(Supplied entries Opens)
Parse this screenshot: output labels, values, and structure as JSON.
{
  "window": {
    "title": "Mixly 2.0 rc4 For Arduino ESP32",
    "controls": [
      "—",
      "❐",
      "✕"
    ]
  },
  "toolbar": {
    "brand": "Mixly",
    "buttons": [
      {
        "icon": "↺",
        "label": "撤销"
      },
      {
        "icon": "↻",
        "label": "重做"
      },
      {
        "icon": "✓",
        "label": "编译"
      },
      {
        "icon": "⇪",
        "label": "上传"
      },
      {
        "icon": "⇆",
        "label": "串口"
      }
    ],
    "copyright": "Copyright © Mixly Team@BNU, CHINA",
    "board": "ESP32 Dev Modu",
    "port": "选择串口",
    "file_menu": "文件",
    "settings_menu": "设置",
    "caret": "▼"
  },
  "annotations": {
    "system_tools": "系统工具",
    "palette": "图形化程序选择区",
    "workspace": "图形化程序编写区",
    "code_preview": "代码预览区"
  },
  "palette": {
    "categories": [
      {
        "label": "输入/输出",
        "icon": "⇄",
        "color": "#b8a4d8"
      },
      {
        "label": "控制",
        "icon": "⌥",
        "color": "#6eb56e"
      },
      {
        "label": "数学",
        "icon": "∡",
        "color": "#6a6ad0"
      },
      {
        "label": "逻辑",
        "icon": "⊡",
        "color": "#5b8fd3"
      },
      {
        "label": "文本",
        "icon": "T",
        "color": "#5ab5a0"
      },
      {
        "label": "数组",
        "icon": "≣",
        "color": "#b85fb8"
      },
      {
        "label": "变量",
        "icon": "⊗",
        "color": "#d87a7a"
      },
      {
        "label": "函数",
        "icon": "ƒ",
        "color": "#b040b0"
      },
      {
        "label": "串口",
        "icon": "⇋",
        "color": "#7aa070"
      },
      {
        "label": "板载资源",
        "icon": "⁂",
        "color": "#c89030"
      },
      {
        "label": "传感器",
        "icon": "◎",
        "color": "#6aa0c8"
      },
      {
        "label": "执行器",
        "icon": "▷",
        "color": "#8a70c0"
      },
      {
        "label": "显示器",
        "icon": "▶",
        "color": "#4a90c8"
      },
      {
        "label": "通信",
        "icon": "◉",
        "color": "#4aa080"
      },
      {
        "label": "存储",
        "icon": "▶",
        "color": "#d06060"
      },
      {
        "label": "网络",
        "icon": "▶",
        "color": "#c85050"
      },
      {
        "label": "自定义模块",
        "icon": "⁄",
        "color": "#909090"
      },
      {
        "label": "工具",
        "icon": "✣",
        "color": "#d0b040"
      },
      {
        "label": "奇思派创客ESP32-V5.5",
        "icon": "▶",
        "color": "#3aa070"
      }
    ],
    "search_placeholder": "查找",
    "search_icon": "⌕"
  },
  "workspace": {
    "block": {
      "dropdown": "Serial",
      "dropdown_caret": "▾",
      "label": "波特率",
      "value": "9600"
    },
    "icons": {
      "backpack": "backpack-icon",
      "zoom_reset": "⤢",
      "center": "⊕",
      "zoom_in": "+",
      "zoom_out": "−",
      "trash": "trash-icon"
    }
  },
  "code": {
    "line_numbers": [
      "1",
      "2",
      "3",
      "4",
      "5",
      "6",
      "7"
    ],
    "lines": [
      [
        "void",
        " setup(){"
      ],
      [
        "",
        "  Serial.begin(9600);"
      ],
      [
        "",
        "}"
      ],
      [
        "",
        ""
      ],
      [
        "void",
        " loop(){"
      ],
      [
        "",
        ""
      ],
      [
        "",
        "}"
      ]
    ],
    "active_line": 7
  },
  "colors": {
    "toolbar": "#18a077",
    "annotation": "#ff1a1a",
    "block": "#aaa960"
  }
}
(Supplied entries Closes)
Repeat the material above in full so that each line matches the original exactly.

**Solution for this exercise:**
Parse this screenshot: output labels, values, and structure as JSON.
{
  "window": {
    "title": "Mixly 2.0 rc4 For Arduino ESP32",
    "controls": [
      "—",
      "❐",
      "✕"
    ]
  },
  "toolbar": {
    "brand": "Mixly",
    "buttons": [
      {
        "icon": "↺",
        "label": "撤销"
      },
      {
        "icon": "↻",
        "label": "重做"
      },
      {
        "icon": "✓",
        "label": "编译"
      },
      {
        "icon": "⇪",
        "label": "上传"
      },
      {
        "icon": "⇆",
        "label": "串口"
      }
    ],
    "copyright": "Copyright © Mixly Team@BNU, CHINA",
    "board": "ESP32 Dev Modu",
    "port": "选择串口",
    "file_menu": "文件",
    "settings_menu": "设置",
    "caret": "▼"
  },
  "annotations": {
    "system_tools": "系统工具",
    "palette": "图形化程序选择区",
    "workspace": "图形化程序编写区",
    "code_preview": "代码预览区"
  },
  "palette": {
    "categories": [
      {
        "label": "输入/输出",
        "icon": "⇄",
        "color": "#b8a4d8"
      },
      {
        "label": "控制",
        "icon": "⌥",
        "color": "#6eb56e"
      },
      {
        "label": "数学",
        "icon": "∡",
        "color": "#6a6ad0"
      },
      {
        "label": "逻辑",
        "icon": "⊡",
        "color": "#5b8fd3"
      },
      {
        "label": "文本",
        "icon": "T",
        "color": "#5ab5a0"
      },
      {
        "label": "数组",
        "icon": "≣",
        "color": "#b85fb8"
      },
      {
        "label": "变量",
        "icon": "⊗",
        "color": "#d87a7a"
      },
      {
        "label": "函数",
        "icon": "ƒ",
        "color": "#b040b0"
      },
      {
        "label": "串口",
        "icon": "⇋",
        "color": "#7aa070"
      },
      {
        "label": "板载资源",
        "icon": "⁂",
        "color": "#c89030"
      },
      {
        "label": "传感器",
        "icon": "◎",
        "color": "#6aa0c8"
      },
      {
        "label": "执行器",
        "icon": "▷",
        "color": "#8a70c0"
      },
      {
        "label": "显示器",
        "icon": "▶",
        "color": "#4a90c8"
      },
      {
        "label": "通信",
        "icon": "◉",
        "color": "#4aa080"
      },
      {
        "label": "存储",
        "icon": "▶",
        "color": "#d06060"
      },
      {
        "label": "网络",
        "icon": "▶",
        "color": "#c85050"
      },
      {
        "label": "自定义模块",
        "icon": "⁄",
        "color": "#909090"
      },
      {
        "label": "工具",
        "icon": "✣",
        "color": "#d0b040"
      },
      {
        "label": "奇思派创客ESP32-V5.5",
        "icon": "▶",
        "color": "#3aa070"
      }
    ],
    "search_placeholder": "查找",
    "search_icon": "⌕"
  },
  "workspace": {
    "block": {
      "dropdown": "Serial",
      "dropdown_caret": "▾",
      "label": "波特率",
      "value": "9600"
    },
    "icons": {
      "backpack": "backpack-icon",
      "zoom_reset": "⤢",
      "center": "⊕",
      "zoom_in": "+",
      "zoom_out": "−",
      "trash": "trash-icon"
    }
  },
  "code": {
    "line_numbers": [
      "1",
      "2",
      "3",
      "4",
      "5",
      "6",
      "7"
    ],
    "lines": [
      [
        "void",
        " setup(){"
      ],
      [
        "",
        "  Serial.begin(9600);"
      ],
      [
        "",
        "}"
      ],
      [
        "",
        ""
      ],
      [
        "void",
        " loop(){"
      ],
      [
        "",
        ""
      ],
      [
        "",
        "}"
      ]
    ],
    "active_line": 7
  },
  "colors": {
    "toolbar": "#18a077",
    "annotation": "#ff1a1a",
    "block": "#aaa960"
  }
}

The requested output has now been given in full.